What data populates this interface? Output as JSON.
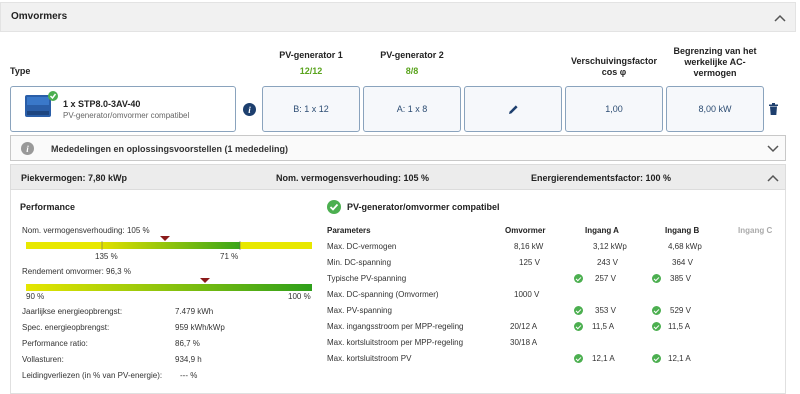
{
  "header": {
    "title": "Omvormers"
  },
  "columns": {
    "type": "Type",
    "pv1_title": "PV-generator 1",
    "pv1_count": "12/12",
    "pv2_title": "PV-generator 2",
    "pv2_count": "8/8",
    "cosphi_l1": "Verschuivingsfactor",
    "cosphi_l2": "cos φ",
    "limit_l1": "Begrenzing van het",
    "limit_l2": "werkelijke AC-",
    "limit_l3": "vermogen"
  },
  "inverter": {
    "name": "1 x STP8.0-3AV-40",
    "compat": "PV-generator/omvormer compatibel",
    "pv1_value": "B: 1 x 12",
    "pv2_value": "A: 1 x 8",
    "cosphi_value": "1,00",
    "limit_value": "8,00 kW"
  },
  "notice": {
    "label": "Mededelingen en oplossingsvoorstellen (1 mededeling)"
  },
  "summary": {
    "peak": "Piekvermogen: 7,80 kWp",
    "ratio": "Nom. vermogensverhouding: 105 %",
    "efficiency": "Energierendementsfactor: 100 %"
  },
  "performance": {
    "title": "Performance",
    "ratio_label": "Nom. vermogensverhouding: 105 %",
    "ratio_left": "135 %",
    "ratio_right": "71 %",
    "eff_label": "Rendement omvormer: 96,3 %",
    "eff_left": "90 %",
    "eff_right": "100 %",
    "rows": [
      {
        "label": "Jaarlijkse energieopbrengst:",
        "value": "7.479 kWh"
      },
      {
        "label": "Spec. energieopbrengst:",
        "value": "959 kWh/kWp"
      },
      {
        "label": "Performance ratio:",
        "value": "86,7 %"
      },
      {
        "label": "Vollasturen:",
        "value": "934,9 h"
      },
      {
        "label": "Leidingverliezen (in % van PV-energie):",
        "value": "--- %"
      }
    ]
  },
  "compat": {
    "title": "PV-generator/omvormer compatibel",
    "headers": [
      "Parameters",
      "Omvormer",
      "Ingang A",
      "Ingang B",
      "Ingang C"
    ],
    "rows": [
      {
        "param": "Max. DC-vermogen",
        "inv": "8,16 kW",
        "a": "3,12 kWp",
        "b": "4,68 kWp"
      },
      {
        "param": "Min. DC-spanning",
        "inv": "125 V",
        "a": "243 V",
        "b": "364 V"
      },
      {
        "param": "Typische PV-spanning",
        "inv": "",
        "a": "257 V",
        "b": "385 V"
      },
      {
        "param": "Max. DC-spanning (Omvormer)",
        "inv": "1000 V",
        "a": "",
        "b": ""
      },
      {
        "param": "Max. PV-spanning",
        "inv": "",
        "a": "353 V",
        "b": "529 V"
      },
      {
        "param": "Max. ingangsstroom per MPP-regeling",
        "inv": "20/12 A",
        "a": "11,5 A",
        "b": "11,5 A"
      },
      {
        "param": "Max. kortsluitstroom per MPP-regeling",
        "inv": "30/18 A",
        "a": "",
        "b": ""
      },
      {
        "param": "Max. kortsluitstroom PV",
        "inv": "",
        "a": "12,1 A",
        "b": "12,1 A"
      }
    ]
  }
}
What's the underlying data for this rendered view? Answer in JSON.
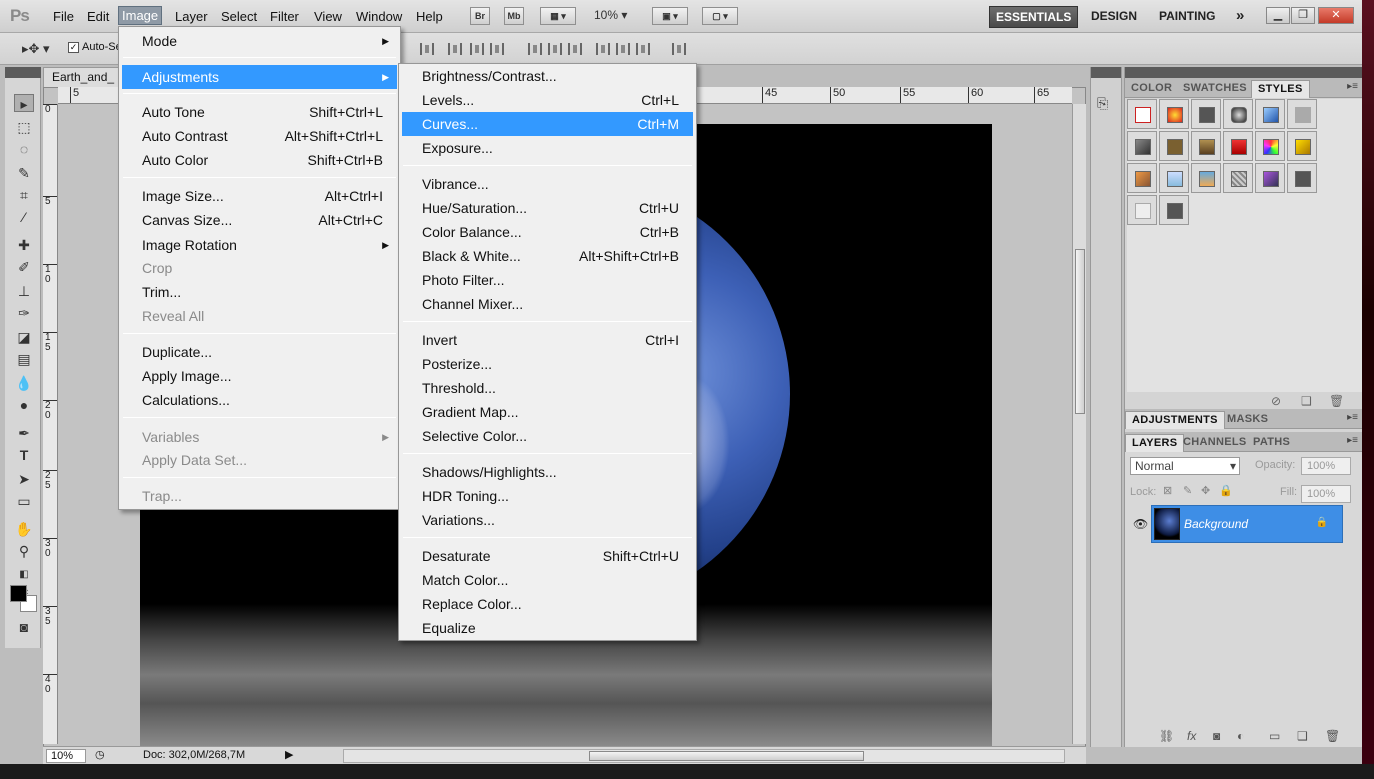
{
  "menubar": {
    "logo": "Ps",
    "items": [
      "File",
      "Edit",
      "Image",
      "Layer",
      "Select",
      "Filter",
      "View",
      "Window",
      "Help"
    ],
    "bridge": "Br",
    "minibridge": "Mb",
    "zoom": "10%",
    "workspaces": [
      "ESSENTIALS",
      "DESIGN",
      "PAINTING"
    ],
    "more": "»"
  },
  "options": {
    "autoselect_label": "Auto-Se"
  },
  "document": {
    "tab_title": "Earth_and_",
    "ruler_h": [
      "5",
      "45",
      "50",
      "55",
      "60",
      "65"
    ],
    "ruler_v": [
      "0",
      "5",
      "1\n0",
      "1\n5",
      "2\n0",
      "2\n5",
      "3\n0",
      "3\n5",
      "4\n0"
    ],
    "status_zoom": "10%",
    "status_doc": "Doc: 302,0M/268,7M"
  },
  "image_menu": {
    "items": [
      {
        "label": "Mode",
        "shortcut": "",
        "submenu": true
      },
      {
        "label": "Adjustments",
        "shortcut": "",
        "submenu": true,
        "highlighted": true
      },
      {
        "label": "Auto Tone",
        "shortcut": "Shift+Ctrl+L"
      },
      {
        "label": "Auto Contrast",
        "shortcut": "Alt+Shift+Ctrl+L"
      },
      {
        "label": "Auto Color",
        "shortcut": "Shift+Ctrl+B"
      },
      {
        "label": "Image Size...",
        "shortcut": "Alt+Ctrl+I"
      },
      {
        "label": "Canvas Size...",
        "shortcut": "Alt+Ctrl+C"
      },
      {
        "label": "Image Rotation",
        "shortcut": "",
        "submenu": true
      },
      {
        "label": "Crop",
        "shortcut": "",
        "disabled": true
      },
      {
        "label": "Trim...",
        "shortcut": ""
      },
      {
        "label": "Reveal All",
        "shortcut": "",
        "disabled": true
      },
      {
        "label": "Duplicate...",
        "shortcut": ""
      },
      {
        "label": "Apply Image...",
        "shortcut": ""
      },
      {
        "label": "Calculations...",
        "shortcut": ""
      },
      {
        "label": "Variables",
        "shortcut": "",
        "submenu": true,
        "disabled": true
      },
      {
        "label": "Apply Data Set...",
        "shortcut": "",
        "disabled": true
      },
      {
        "label": "Trap...",
        "shortcut": "",
        "disabled": true
      }
    ]
  },
  "adjust_menu": {
    "items": [
      {
        "label": "Brightness/Contrast...",
        "shortcut": ""
      },
      {
        "label": "Levels...",
        "shortcut": "Ctrl+L"
      },
      {
        "label": "Curves...",
        "shortcut": "Ctrl+M",
        "highlighted": true
      },
      {
        "label": "Exposure...",
        "shortcut": ""
      },
      {
        "label": "Vibrance...",
        "shortcut": ""
      },
      {
        "label": "Hue/Saturation...",
        "shortcut": "Ctrl+U"
      },
      {
        "label": "Color Balance...",
        "shortcut": "Ctrl+B"
      },
      {
        "label": "Black & White...",
        "shortcut": "Alt+Shift+Ctrl+B"
      },
      {
        "label": "Photo Filter...",
        "shortcut": ""
      },
      {
        "label": "Channel Mixer...",
        "shortcut": ""
      },
      {
        "label": "Invert",
        "shortcut": "Ctrl+I"
      },
      {
        "label": "Posterize...",
        "shortcut": ""
      },
      {
        "label": "Threshold...",
        "shortcut": ""
      },
      {
        "label": "Gradient Map...",
        "shortcut": ""
      },
      {
        "label": "Selective Color...",
        "shortcut": ""
      },
      {
        "label": "Shadows/Highlights...",
        "shortcut": ""
      },
      {
        "label": "HDR Toning...",
        "shortcut": ""
      },
      {
        "label": "Variations...",
        "shortcut": ""
      },
      {
        "label": "Desaturate",
        "shortcut": "Shift+Ctrl+U"
      },
      {
        "label": "Match Color...",
        "shortcut": ""
      },
      {
        "label": "Replace Color...",
        "shortcut": ""
      },
      {
        "label": "Equalize",
        "shortcut": ""
      }
    ]
  },
  "panels": {
    "top_tabs": [
      "COLOR",
      "SWATCHES",
      "STYLES"
    ],
    "mid_tabs": [
      "ADJUSTMENTS",
      "MASKS"
    ],
    "layer_tabs": [
      "LAYERS",
      "CHANNELS",
      "PATHS"
    ],
    "blend_mode": "Normal",
    "opacity_label": "Opacity:",
    "opacity_value": "100%",
    "lock_label": "Lock:",
    "fill_label": "Fill:",
    "fill_value": "100%",
    "layer_name": "Background"
  },
  "colors": {
    "highlight": "#3399ff",
    "layer_selected": "#3e8ee6"
  }
}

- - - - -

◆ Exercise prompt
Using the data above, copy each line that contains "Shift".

◆ Result
        "shortcut": "Shift+Ctrl+L"
        "shortcut": "Alt+Shift+Ctrl+L"
        "shortcut": "Shift+Ctrl+B"
        "shortcut": "Alt+Shift+Ctrl+B"
        "shortcut": "Shift+Ctrl+U"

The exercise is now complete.